The 20 minute video also talks about how much (4.5 pounds per person per day) and how fast (99% of what is bought is trashed in six months) all the crap we buy is thrown out. And that after WWII our economy has been specifically designed to be one of disposable consumerism. One idea that I found really interesting was that of “planned obsolescence,” that most products are in fact “designed for the dump” that since the 1950’s manufactures have figured out how fast the products that they make can break and have to be replaced while still maintaining customer confidence (she points to that fact that happiness has been on the decline since the 50s as well and suggests the corrletion is the replacement of family time with “stuff.” The other piece is of course what she refers to as “perceived oblencence,” the “need” to keep up with trends or have the newest, flattest, shiniest update of something you just bought (I’m looking at you Apple).

The whole idea of her video and book is that this cycle is totally unhealthy for everyone at every step of the way and suggests ways to make changes (follow this link).

For me personally, this resonates on a variety of levels. Since losing my job, I’ve of course had to cut back my spending which has caused me to fist re-discover stuff I already had that I forgot about like clothes I had bought and never wore or books I own and never read. I’ve also looked at the potential of things differently (I recently turned an old scarf of Mark’s into a throw pillow). But I’ve always been thrifty (also known to some a cheap), which has caused me to make things last longer than they were meant to—like the jeans I patch up instead of toss and the goodwill boots that I redid the heel with a marker. Still, I come from a family of bargain hunters and yard salers, while we may not have to (or can afford to) have the newest and best of things, we did and do always have to have stuff and shop.

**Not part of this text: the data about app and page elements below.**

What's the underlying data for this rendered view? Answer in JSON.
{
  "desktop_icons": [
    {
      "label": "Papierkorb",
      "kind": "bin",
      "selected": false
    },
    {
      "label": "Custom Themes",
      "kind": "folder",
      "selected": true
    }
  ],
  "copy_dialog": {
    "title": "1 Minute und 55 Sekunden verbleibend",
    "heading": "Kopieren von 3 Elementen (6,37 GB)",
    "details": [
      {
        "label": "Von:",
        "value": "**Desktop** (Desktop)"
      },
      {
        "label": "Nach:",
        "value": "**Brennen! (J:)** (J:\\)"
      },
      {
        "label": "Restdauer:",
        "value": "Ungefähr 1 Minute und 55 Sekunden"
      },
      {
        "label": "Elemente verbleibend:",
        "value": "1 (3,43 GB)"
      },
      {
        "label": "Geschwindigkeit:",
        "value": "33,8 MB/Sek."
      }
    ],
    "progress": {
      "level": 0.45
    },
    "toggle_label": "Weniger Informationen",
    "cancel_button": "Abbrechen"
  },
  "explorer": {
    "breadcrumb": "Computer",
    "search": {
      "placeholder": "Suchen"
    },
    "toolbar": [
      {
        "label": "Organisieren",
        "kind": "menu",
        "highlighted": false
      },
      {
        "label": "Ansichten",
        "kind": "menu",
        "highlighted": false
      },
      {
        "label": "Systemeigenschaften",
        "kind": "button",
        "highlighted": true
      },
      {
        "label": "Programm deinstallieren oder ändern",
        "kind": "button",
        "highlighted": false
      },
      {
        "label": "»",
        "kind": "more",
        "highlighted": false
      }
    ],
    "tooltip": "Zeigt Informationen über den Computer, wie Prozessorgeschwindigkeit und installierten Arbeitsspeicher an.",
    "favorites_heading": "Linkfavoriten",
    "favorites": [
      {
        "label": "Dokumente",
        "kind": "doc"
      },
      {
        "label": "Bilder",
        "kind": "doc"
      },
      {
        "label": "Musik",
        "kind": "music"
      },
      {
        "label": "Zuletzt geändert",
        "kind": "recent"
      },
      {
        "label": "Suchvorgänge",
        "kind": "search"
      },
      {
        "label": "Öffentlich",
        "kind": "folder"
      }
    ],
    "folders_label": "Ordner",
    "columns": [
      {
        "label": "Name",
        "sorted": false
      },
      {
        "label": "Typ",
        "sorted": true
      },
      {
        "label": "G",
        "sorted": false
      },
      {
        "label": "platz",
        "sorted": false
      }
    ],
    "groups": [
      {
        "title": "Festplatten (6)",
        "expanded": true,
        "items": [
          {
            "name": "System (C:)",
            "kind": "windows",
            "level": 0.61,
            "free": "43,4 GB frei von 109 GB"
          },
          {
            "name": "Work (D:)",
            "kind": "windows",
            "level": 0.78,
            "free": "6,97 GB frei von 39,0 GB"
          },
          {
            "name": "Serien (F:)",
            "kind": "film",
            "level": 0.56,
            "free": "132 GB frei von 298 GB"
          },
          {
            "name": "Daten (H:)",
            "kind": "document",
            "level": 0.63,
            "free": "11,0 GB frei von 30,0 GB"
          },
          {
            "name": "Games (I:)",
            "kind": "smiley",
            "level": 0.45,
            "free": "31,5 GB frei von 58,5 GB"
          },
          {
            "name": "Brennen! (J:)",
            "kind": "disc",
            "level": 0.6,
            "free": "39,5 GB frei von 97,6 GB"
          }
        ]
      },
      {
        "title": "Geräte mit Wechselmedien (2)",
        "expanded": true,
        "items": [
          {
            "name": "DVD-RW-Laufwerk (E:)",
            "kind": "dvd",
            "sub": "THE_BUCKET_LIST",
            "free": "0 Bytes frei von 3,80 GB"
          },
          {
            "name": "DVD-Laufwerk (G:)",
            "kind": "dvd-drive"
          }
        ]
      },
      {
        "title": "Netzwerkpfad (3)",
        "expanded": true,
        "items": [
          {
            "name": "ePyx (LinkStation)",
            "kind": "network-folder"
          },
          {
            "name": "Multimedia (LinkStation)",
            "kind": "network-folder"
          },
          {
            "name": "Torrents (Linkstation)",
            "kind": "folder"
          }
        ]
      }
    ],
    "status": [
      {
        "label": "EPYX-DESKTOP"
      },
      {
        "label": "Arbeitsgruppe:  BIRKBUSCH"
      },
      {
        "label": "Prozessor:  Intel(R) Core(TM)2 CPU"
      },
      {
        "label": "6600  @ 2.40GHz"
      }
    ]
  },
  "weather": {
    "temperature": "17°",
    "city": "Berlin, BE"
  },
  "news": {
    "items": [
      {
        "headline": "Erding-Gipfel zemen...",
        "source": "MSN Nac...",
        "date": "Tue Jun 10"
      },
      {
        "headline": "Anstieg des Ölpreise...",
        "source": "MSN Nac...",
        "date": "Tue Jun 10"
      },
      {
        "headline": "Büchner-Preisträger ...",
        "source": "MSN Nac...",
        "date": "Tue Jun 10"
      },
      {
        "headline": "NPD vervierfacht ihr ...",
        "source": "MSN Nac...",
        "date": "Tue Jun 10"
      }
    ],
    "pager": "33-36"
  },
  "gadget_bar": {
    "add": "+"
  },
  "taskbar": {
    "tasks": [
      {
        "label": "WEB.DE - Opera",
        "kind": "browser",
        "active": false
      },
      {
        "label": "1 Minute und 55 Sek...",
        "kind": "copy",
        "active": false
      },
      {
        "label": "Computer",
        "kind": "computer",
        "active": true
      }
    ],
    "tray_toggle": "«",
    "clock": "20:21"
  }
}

And while the new things I lacked growing up have led me to desire a life with a home with “nice” things, I have realized by way of the necessity of living a semi-transient life in small apartments, that I don’t NEED a bunch of stuff. I know that (especially in a place like New York where space is at such a premium) I am not willing to give up quality of life in order to have a bunch of things. In essence the old adage is true. I want to own my stuff, I don’t want my stuff to own me.

Friday, March 5, 2010

The Least Amount of Fun you can Have on Coney Island

I've loved Coney Island as long as I've lived in New York, despite of and sometimes even because of it's past and problems. It's one of the most interesting places in the city. I naively thought biggest problems the neighborhood faced were poverty/blight vs. disney-fication and condos.

This essay about the squalor of "Surf Manor" adult home from Mother Jones, points to a whole other world just one block from the boardwalk.

Thursday, March 4, 2010

Three Things I'm Obsessed with Right Now

It's time for the next installment of three things I'm Obsessed with Right Now:

1. Hawai'i: I just got back from an amazing trip to Maui (tsunami scare notwithstanding). The sun, the fresh fruit, the tasty drinks, the flowers and beauty of nature, the Aloha spirit. I've only been back for a day and I already want to go back. New York has never seemed so gloomy and depressing.

2. Freaks and Geeks: Now that I'm home at lunch time everyday I let myself take a more leisurely lunch once in a while, and I've been watching the series regularly and I had forgotten just how well done it was. By far the best thing Aptow has ever done.

3. Mac and Cheese: This has been my go-to winter comfort food for the past couple of months, and I've been trying it in many different versions at various restruants all over NYC. The best of which is at Cafe Moto in Brooklyn (it has potatoes in it!)